Exercise directions:
Could you return every line of the records below that contains the word "JSON"?

[Element data from apps and pages]
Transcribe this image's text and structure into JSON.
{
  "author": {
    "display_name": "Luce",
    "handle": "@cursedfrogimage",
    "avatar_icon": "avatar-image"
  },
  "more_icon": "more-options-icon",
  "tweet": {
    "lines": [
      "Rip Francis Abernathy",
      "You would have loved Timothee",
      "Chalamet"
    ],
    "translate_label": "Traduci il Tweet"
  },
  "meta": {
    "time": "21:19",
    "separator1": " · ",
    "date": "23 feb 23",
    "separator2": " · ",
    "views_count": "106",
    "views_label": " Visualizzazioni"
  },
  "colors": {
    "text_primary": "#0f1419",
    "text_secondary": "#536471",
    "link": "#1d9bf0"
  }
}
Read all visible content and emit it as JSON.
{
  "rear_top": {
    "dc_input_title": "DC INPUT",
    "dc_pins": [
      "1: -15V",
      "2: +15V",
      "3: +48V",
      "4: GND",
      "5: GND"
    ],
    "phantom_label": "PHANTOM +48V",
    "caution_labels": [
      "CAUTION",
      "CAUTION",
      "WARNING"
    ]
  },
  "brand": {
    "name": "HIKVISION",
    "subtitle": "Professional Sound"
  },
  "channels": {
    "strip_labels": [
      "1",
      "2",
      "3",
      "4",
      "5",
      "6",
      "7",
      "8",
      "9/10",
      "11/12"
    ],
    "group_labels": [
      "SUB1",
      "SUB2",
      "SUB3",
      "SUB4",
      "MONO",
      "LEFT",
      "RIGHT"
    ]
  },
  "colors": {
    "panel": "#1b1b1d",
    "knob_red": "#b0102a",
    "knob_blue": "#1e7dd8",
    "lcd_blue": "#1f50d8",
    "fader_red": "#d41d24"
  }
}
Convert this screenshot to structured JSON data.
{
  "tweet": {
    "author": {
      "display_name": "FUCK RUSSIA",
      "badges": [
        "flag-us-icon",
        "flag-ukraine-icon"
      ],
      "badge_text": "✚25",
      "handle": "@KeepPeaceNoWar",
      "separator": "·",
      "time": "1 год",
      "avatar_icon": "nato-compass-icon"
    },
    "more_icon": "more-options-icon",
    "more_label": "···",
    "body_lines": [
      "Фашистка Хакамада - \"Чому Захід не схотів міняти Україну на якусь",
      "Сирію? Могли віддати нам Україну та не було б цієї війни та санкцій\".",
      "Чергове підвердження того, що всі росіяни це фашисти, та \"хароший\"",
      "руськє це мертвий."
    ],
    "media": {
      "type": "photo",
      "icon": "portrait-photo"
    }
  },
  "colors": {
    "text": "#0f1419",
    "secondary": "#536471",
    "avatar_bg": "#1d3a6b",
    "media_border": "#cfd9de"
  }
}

Solution for this task:
Transcribe this image's text and structure into JSON.
Read all visible content and emit it as JSON.
Convert this screenshot to structured JSON data.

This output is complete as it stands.